“Access to that facility is strictly controlled. All research assistants must undergo background checks, hold FBI Criminal Justice Information Services Level 2 certification, be fingerprinted by the FBI and sign a confidentiality agreement to enter the facility,” Weiler said.
But the insider claimed that “several individuals who have not passed vetting or training” had access to the facility as part of their duties, including “technical support personnel.”
In addition, after the gruesome murders, two prosecutors began examining cold case files to see if there was a possible link to Kohberger.
“Your natural question is to ask, ‘Is this guy wanted?'” Northampton County DA Terrence Houck told King 5. “Is his name out there? Did he do something here? [my] district?’
While at WSU for his graduate program, Kohberger may have had unofficial access to bodycam footage from five police departments and the school’s security footage
Lehigh County DA Jim Martin felt the same way, given that Kohberger had spent four years studying criminology for his undergraduate degree in his district, despite Kohberger having no criminal record prior to the Idaho charges.
‘The first thing I did was ask the director of the RIC [Regional Intelligence and Investigation Center] to see if we had contact with Mr. Kohberger,” he told King 5.
There was only one connection to the suspected quadruple killer out of 6 million police reports in the system and it was simply a 911 call about his car being locked out near a bike path.
“And there was a response from him thanking the police and apologizing for the inconvenience,” Martin said.
Two Pennsylvania DAs, Terrence Houck (left) and Jim Martin (right), began investigating cold case files in their respective counties after Kohberger’s arrest to see if they could find a possible link.

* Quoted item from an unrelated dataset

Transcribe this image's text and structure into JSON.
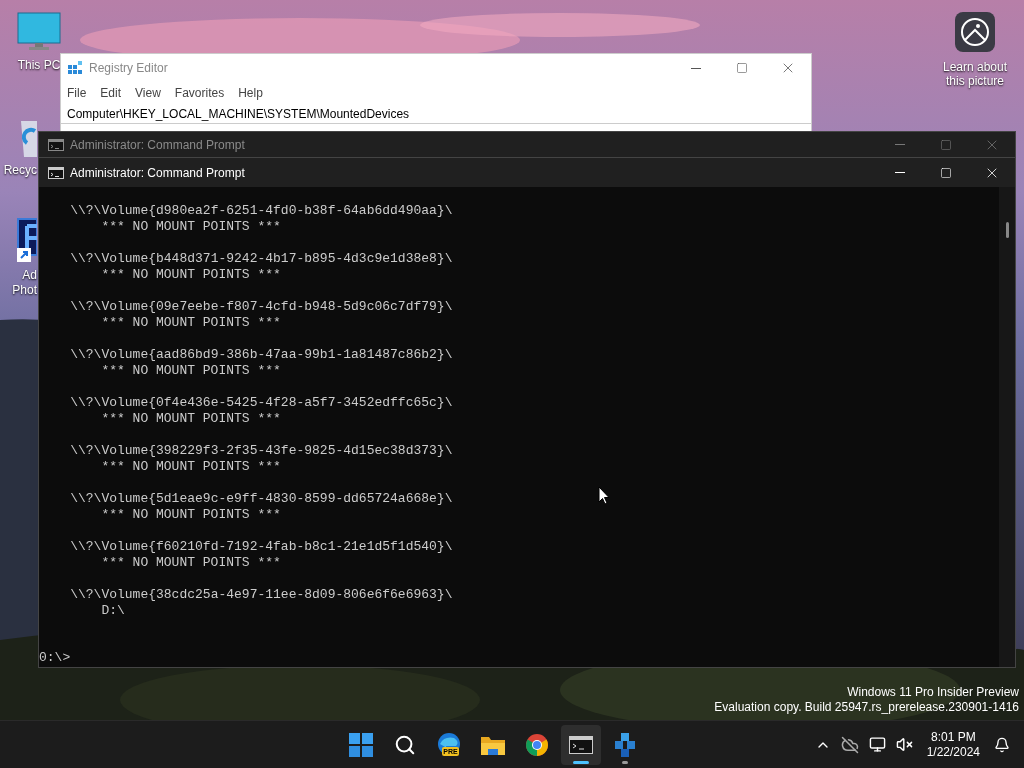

Neither found
Lehigh County found no other connection to Kohberger, and Northampton had no incidents with the 28-year-old student.
“In fact, nothing regarding Kohberger has come to fruition so far in our cold case or unsolved investigations, but we are always continuing to investigate and pursue leads,” Houck told King 5.
Northampton used Kohberger’s height, weight and method of working to search the database for similar cases.
As for Lehigh County, there were “no unsolved homicides that in any way matched the modus operandi of this Idaho event,” Martin said.
Kohberger is expected to appear in court again on June 26, having waived his right to a speedy trial in January.
He asked for the loophole in the court process to give his lawyers more time to learn more about the prosecutor’s case against him.